Problem Drainage Technique Identification

Now that you have identified the general drainage characteristics of your property, it is important to get an idea of whether you should consider your drainage observations as problematic to slope stability and erosion control. If you note any changes in your slope geometry or surface characteristics during wet weather, it is very likely that drainage is driving the failure.
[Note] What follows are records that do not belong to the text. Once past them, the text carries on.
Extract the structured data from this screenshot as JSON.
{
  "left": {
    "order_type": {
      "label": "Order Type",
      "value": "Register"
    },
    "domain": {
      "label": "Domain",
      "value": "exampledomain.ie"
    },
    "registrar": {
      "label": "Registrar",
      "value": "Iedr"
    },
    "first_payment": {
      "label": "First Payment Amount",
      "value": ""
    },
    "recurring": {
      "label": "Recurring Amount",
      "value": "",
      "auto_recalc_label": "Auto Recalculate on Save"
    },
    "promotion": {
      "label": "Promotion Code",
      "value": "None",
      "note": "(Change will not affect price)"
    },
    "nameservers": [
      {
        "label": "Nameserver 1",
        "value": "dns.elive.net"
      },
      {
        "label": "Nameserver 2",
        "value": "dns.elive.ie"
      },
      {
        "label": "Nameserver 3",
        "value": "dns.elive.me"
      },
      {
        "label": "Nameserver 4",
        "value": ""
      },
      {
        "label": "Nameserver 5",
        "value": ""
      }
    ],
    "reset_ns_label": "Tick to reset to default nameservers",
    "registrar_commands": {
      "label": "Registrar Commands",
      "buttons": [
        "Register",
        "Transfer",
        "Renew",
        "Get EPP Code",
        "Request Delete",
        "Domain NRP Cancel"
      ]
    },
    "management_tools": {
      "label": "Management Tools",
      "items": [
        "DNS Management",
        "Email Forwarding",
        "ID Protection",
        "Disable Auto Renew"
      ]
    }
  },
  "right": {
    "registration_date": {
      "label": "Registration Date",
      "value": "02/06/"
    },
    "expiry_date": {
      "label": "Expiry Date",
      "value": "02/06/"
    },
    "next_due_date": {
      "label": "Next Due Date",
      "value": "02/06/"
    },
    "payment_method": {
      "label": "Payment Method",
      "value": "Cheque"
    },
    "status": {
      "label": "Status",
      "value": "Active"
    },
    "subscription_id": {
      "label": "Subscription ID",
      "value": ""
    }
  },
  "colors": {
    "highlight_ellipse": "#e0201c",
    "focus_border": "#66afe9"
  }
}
Consequently, it is important to know the initial condition of your property in order to assess any changes. Should you have concerns, get some technical assistance. Once you've identified problem areas, appropriate drainage techniques in the table below can be reviewed which may address your drainage problem. One or more of these techniques can be chosen to make up your drainage system. Also refer to the section on drainage systems for more details.

 
Drainage Characteristic
Drainage Technique Shallow groundwater less than 10 feet below slope crest Deep groundwater more than 10 feet below slope crest Surface water
Groundwater Interceptor Drains
 
Relief Drains (Tile Drains)
 
Strip Drains
 
Interceptor Swales
 
Stormwater Detention Storage
 
Slope Drains (Tightlines)
 
Additional Drainage Control (Horizontal Drains, Well Systems, Drainage Blankets)
Contour Wattling
 
Revegetation
 
Slope Toe Drainage Control
Erosion Control Techniques
 
Source Control
 
 


Previous page: Evaluating Slope Drainage > Next page: Planning With Surface and Ground Waters